Your goal
Collect from the data below each line with "Geometric".

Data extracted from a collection

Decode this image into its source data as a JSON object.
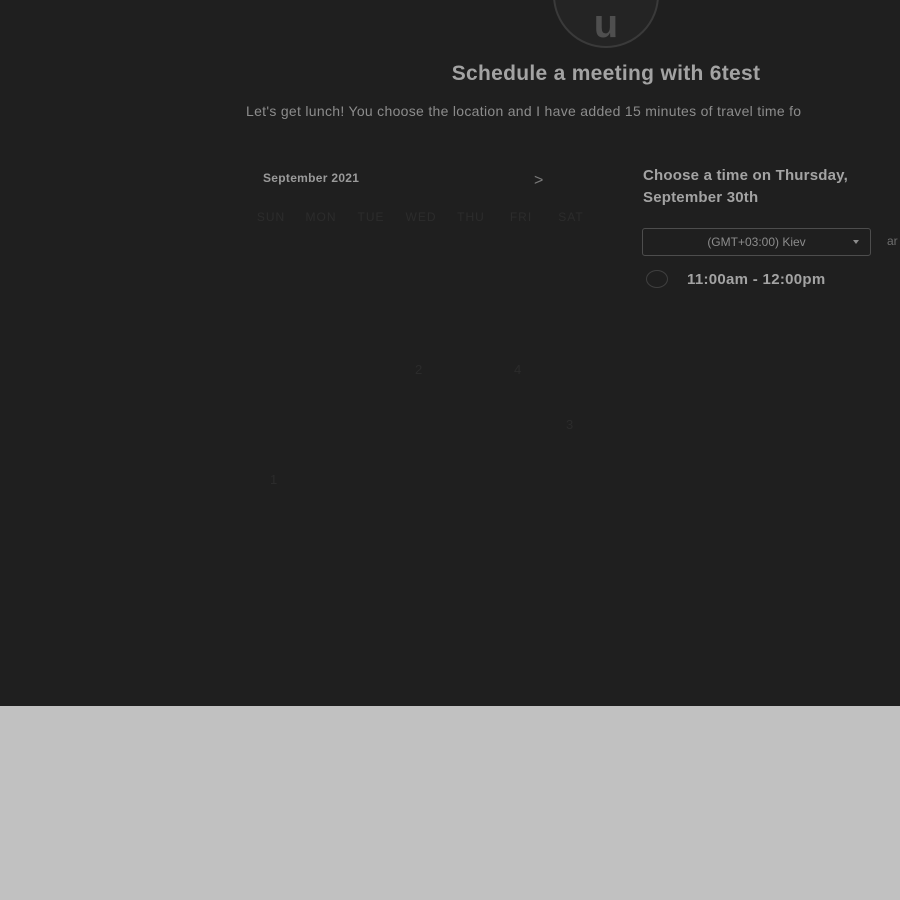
{
  "host": {
    "avatar_initial": "u",
    "title": "Schedule a meeting with 6test",
    "description": "Let's get lunch! You choose the location and I have added 15 minutes of travel time fo"
  },
  "calendar": {
    "month_label": "September 2021",
    "next_icon": ">",
    "weekdays": [
      "SUN",
      "MON",
      "TUE",
      "WED",
      "THU",
      "FRI",
      "SAT"
    ],
    "faint_days": [
      "2",
      "4",
      "3",
      "1"
    ]
  },
  "times": {
    "heading": "Choose a time on Thursday, September 30th",
    "timezone": "(GMT+03:00) Kiev",
    "side_text": "ar",
    "slots": [
      {
        "label": "11:00am - 12:00pm"
      }
    ]
  },
  "colors": {
    "panel_bg": "#1f1f1f",
    "page_bg": "#c1c1c1",
    "text_primary": "#a3a3a3"
  }
}
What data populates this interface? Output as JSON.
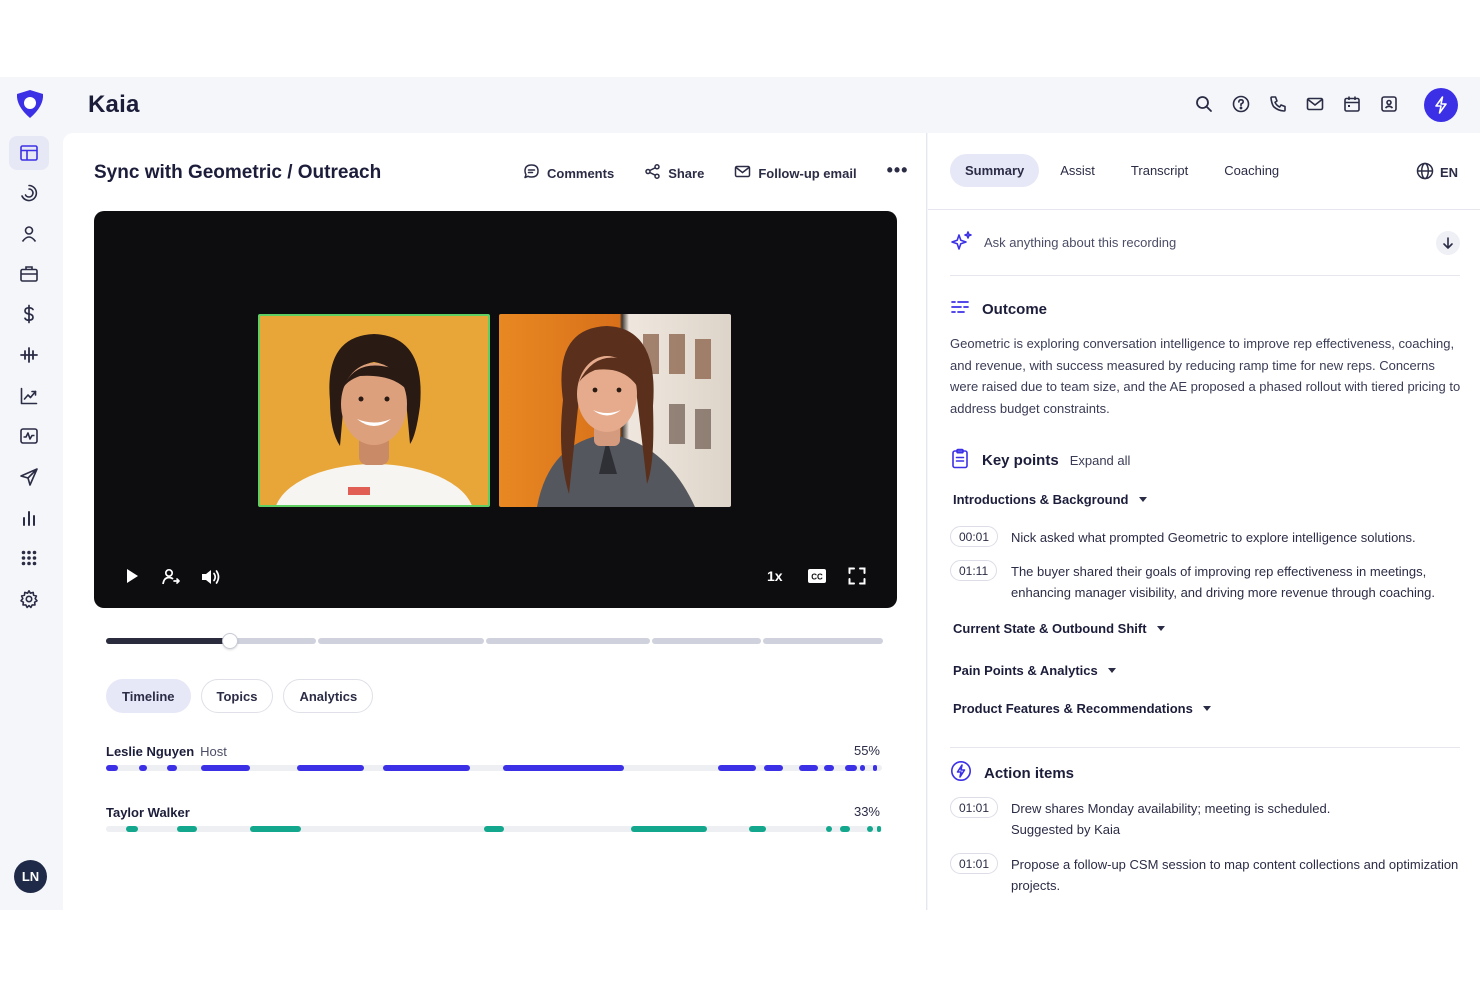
{
  "app": {
    "title": "Kaia",
    "accent": "#3b30e6",
    "user_initials": "LN"
  },
  "header_icons": [
    "search-icon",
    "help-icon",
    "phone-icon",
    "mail-icon",
    "calendar-icon",
    "contact-card-icon",
    "bolt-icon"
  ],
  "sidebar_icons": [
    "layout-icon",
    "activity-icon",
    "user-icon",
    "briefcase-icon",
    "dollar-icon",
    "waveform-icon",
    "trend-up-icon",
    "pulse-monitor-icon",
    "send-icon",
    "bar-chart-icon",
    "apps-grid-icon",
    "settings-icon"
  ],
  "main": {
    "title": "Sync with Geometric / Outreach",
    "actions": {
      "comments": "Comments",
      "share": "Share",
      "follow_up": "Follow-up email",
      "more": "•••"
    },
    "player": {
      "speed": "1x",
      "progress": 0.16
    },
    "tabs": [
      "Timeline",
      "Topics",
      "Analytics"
    ],
    "speakers": [
      {
        "name": "Leslie Nguyen",
        "role": "Host",
        "percent": "55%",
        "color": "#3b30e6",
        "segments": [
          [
            0,
            1.5
          ],
          [
            4.3,
            5.3
          ],
          [
            7.8,
            9.2
          ],
          [
            12.3,
            18.6
          ],
          [
            24.6,
            33.3
          ],
          [
            35.7,
            46.9
          ],
          [
            51.1,
            66.7
          ],
          [
            78.9,
            83.8
          ],
          [
            84.8,
            87.3
          ],
          [
            89.3,
            91.8
          ],
          [
            92.5,
            93.8
          ],
          [
            95.2,
            96.8
          ],
          [
            97.2,
            97.8
          ],
          [
            98.9,
            99.4
          ]
        ]
      },
      {
        "name": "Taylor Walker",
        "role": "",
        "percent": "33%",
        "color": "#13a88e",
        "segments": [
          [
            2.6,
            4.1
          ],
          [
            9.1,
            11.7
          ],
          [
            18.6,
            25.1
          ],
          [
            48.7,
            51.3
          ],
          [
            67.6,
            77.5
          ],
          [
            82.8,
            85.1
          ],
          [
            92.8,
            93.6
          ],
          [
            94.6,
            95.9
          ],
          [
            98.1,
            98.8
          ],
          [
            99.4,
            99.9
          ]
        ]
      }
    ]
  },
  "right": {
    "tabs": [
      "Summary",
      "Assist",
      "Transcript",
      "Coaching"
    ],
    "lang": "EN",
    "ask_placeholder": "Ask anything about this recording",
    "outcome": {
      "title": "Outcome",
      "text": "Geometric is exploring conversation intelligence to improve rep effectiveness, coaching, and revenue, with success measured by reducing ramp time for new reps. Concerns were raised due to team size, and the AE proposed a phased rollout with tiered pricing to address budget constraints."
    },
    "key_points": {
      "title": "Key points",
      "expand": "Expand all",
      "topics": [
        "Introductions & Background",
        "Current State & Outbound Shift",
        "Pain Points & Analytics",
        "Product Features & Recommendations"
      ],
      "items": [
        {
          "time": "00:01",
          "text": "Nick asked what prompted Geometric to explore intelligence solutions."
        },
        {
          "time": "01:11",
          "text": "The buyer shared their goals of improving rep effectiveness in meetings, enhancing manager visibility, and driving more revenue through coaching."
        }
      ]
    },
    "action_items": {
      "title": "Action items",
      "items": [
        {
          "time": "01:01",
          "text": "Drew shares Monday availability; meeting is scheduled.",
          "sub": "Suggested by Kaia"
        },
        {
          "time": "01:01",
          "text": "Propose a follow-up CSM session to map content collections and optimization projects.",
          "sub": ""
        }
      ]
    }
  }
}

Completed exercise
    "title": "Sync with Geometric / Outreach",
      "text": "Geometric is exploring conversation intelligence to improve rep effectiveness, coaching, and revenue, with success measured by reducing ramp time for new reps. Concerns were raised due to team size, and the AE proposed a phased rollout with tiered pricing to address budget constraints."
          "text": "Nick asked what prompted Geometric to explore intelligence solutions."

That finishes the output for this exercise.